Japanese, active 1700-16
Hanging scroll; ink and opaque color on paper
Signature: Nippon giga Kaigetsu matsuyo Doshin zu (a pleasure picture in Japanese style by Doshin, a last leaf of Kaigetsu)
John Chandler Bancroft Collection
The gorgeously attired and worldly woman of the licensed pleasure quarter is the basic motif of ukiyo-e, a distinct style of painting, book illustration, and prints that arose from and gave visual identity to the new urban culture of the Edo period (1600-1868). Doshin's painting depicts the classic type; identified by neither name nor house, this standing figure of a high-class courtesan represents an ideal of feminine beauty devoid of dramatic or narrative interest. The painter's signature and seal declare his adherence to the style of his contemporary Kaigetsudo Ando, who lived in the Asakusa district of Edo and specialized in paintings with rich color and powerful contour lines. Decorative designs on the outer and under kimono reveal an interest in fashion shared by both the painter and his public.
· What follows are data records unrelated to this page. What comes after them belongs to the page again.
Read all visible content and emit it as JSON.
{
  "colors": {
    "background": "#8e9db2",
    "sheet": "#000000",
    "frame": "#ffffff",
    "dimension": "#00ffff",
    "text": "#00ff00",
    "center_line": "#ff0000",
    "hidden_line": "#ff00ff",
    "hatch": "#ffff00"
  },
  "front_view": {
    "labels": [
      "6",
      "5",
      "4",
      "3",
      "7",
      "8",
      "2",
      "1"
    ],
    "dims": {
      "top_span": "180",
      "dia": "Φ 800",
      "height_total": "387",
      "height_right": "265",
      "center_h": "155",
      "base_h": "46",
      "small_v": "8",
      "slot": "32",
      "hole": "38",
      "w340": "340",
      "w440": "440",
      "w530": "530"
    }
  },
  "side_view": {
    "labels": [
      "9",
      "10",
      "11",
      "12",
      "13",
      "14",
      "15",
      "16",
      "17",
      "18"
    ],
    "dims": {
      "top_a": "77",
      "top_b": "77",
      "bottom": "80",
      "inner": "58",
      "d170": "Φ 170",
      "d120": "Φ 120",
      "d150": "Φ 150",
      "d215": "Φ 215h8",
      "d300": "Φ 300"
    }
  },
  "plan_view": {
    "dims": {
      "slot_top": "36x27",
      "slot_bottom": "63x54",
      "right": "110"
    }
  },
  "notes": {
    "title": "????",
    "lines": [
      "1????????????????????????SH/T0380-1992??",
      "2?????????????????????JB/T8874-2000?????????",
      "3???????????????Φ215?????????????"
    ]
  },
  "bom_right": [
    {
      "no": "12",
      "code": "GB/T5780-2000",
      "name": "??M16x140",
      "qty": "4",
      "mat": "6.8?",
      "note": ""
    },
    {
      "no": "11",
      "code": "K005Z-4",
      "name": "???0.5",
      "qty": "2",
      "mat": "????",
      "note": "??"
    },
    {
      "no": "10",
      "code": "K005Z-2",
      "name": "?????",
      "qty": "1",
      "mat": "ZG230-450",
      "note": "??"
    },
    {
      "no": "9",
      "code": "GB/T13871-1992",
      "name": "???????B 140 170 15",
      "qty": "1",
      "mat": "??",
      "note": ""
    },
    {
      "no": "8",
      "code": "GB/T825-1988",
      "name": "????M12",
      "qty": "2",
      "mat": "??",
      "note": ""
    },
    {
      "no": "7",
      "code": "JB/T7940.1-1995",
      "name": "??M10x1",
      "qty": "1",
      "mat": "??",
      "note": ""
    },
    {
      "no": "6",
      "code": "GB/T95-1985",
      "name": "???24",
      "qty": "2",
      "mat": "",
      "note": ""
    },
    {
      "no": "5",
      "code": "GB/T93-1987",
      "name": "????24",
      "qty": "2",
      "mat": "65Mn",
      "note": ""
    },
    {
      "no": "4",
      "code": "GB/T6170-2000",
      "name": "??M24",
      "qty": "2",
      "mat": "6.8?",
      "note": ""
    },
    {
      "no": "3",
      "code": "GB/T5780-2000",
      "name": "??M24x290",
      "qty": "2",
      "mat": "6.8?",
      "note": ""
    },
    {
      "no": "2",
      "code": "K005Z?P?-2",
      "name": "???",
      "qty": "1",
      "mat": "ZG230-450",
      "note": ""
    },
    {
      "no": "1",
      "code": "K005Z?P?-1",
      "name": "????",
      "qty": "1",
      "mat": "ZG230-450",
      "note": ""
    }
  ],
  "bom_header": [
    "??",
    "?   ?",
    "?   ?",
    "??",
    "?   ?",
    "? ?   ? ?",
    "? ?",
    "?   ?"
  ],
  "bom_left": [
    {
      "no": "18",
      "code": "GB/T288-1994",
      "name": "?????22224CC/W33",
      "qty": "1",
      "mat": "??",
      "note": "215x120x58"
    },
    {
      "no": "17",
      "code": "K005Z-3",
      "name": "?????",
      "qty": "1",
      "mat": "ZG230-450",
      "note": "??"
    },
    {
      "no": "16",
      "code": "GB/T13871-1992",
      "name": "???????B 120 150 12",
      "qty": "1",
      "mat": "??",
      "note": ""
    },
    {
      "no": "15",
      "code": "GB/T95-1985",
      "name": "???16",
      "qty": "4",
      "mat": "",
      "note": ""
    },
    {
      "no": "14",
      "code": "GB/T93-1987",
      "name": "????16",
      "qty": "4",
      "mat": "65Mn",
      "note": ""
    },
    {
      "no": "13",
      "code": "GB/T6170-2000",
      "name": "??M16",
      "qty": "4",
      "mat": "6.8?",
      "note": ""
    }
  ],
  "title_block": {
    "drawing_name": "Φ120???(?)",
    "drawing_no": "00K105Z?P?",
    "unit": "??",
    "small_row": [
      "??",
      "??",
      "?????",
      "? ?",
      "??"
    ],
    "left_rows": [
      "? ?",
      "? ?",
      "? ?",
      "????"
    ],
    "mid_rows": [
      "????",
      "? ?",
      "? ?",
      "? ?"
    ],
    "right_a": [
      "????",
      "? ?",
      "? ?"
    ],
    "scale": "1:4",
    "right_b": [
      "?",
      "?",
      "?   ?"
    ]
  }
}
The evening-glory (yugao) pattern shown against a woven fence recalls for readers of Japanese literature the poignant romantic emotions associated with the fourth chapter of the classic novel The Tale of Genji.